START Source material
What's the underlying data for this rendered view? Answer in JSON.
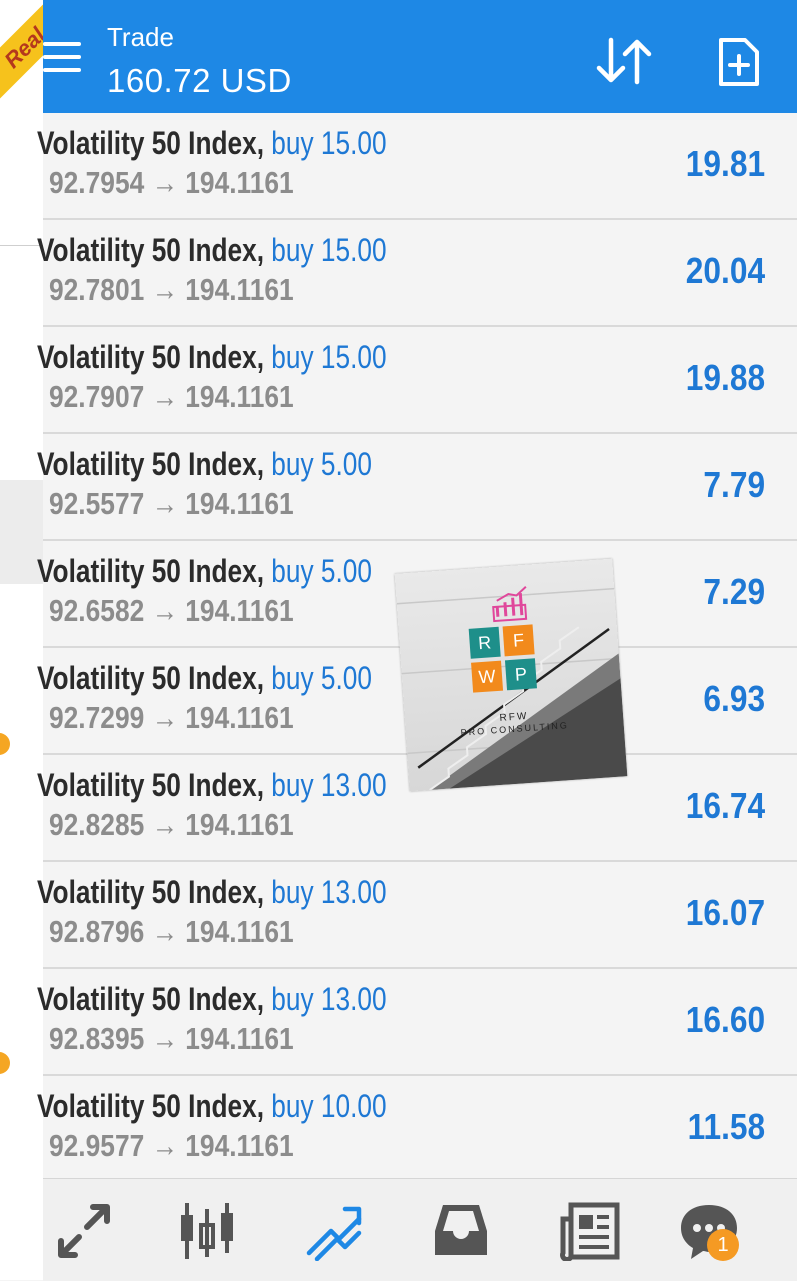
{
  "account_badge": "Real",
  "header": {
    "title": "Trade",
    "balance": "160.72 USD"
  },
  "positions": [
    {
      "symbol": "Volatility 50 Index,",
      "direction": "buy 15.00",
      "open_price": "92.7954",
      "current_price": "194.1161",
      "profit": "19.81"
    },
    {
      "symbol": "Volatility 50 Index,",
      "direction": "buy 15.00",
      "open_price": "92.7801",
      "current_price": "194.1161",
      "profit": "20.04"
    },
    {
      "symbol": "Volatility 50 Index,",
      "direction": "buy 15.00",
      "open_price": "92.7907",
      "current_price": "194.1161",
      "profit": "19.88"
    },
    {
      "symbol": "Volatility 50 Index,",
      "direction": "buy 5.00",
      "open_price": "92.5577",
      "current_price": "194.1161",
      "profit": "7.79"
    },
    {
      "symbol": "Volatility 50 Index,",
      "direction": "buy 5.00",
      "open_price": "92.6582",
      "current_price": "194.1161",
      "profit": "7.29"
    },
    {
      "symbol": "Volatility 50 Index,",
      "direction": "buy 5.00",
      "open_price": "92.7299",
      "current_price": "194.1161",
      "profit": "6.93"
    },
    {
      "symbol": "Volatility 50 Index,",
      "direction": "buy 13.00",
      "open_price": "92.8285",
      "current_price": "194.1161",
      "profit": "16.74"
    },
    {
      "symbol": "Volatility 50 Index,",
      "direction": "buy 13.00",
      "open_price": "92.8796",
      "current_price": "194.1161",
      "profit": "16.07"
    },
    {
      "symbol": "Volatility 50 Index,",
      "direction": "buy 13.00",
      "open_price": "92.8395",
      "current_price": "194.1161",
      "profit": "16.60"
    },
    {
      "symbol": "Volatility 50 Index,",
      "direction": "buy 10.00",
      "open_price": "92.9577",
      "current_price": "194.1161",
      "profit": "11.58"
    }
  ],
  "arrow": "→",
  "watermark": {
    "tiles": [
      "R",
      "F",
      "W",
      "P"
    ],
    "line1": "RFW",
    "line2": "PRO CONSULTING"
  },
  "bottom_nav": {
    "items": [
      "quotes-icon",
      "chart-icon",
      "trade-icon",
      "inbox-icon",
      "news-icon",
      "chat-icon"
    ],
    "active": "trade-icon",
    "chat_badge": "1"
  },
  "colors": {
    "header": "#1e88e5",
    "accent_blue": "#1e78d4",
    "badge_orange": "#f59a23"
  }
}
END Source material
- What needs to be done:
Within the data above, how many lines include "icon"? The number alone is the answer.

- Exercise result:
7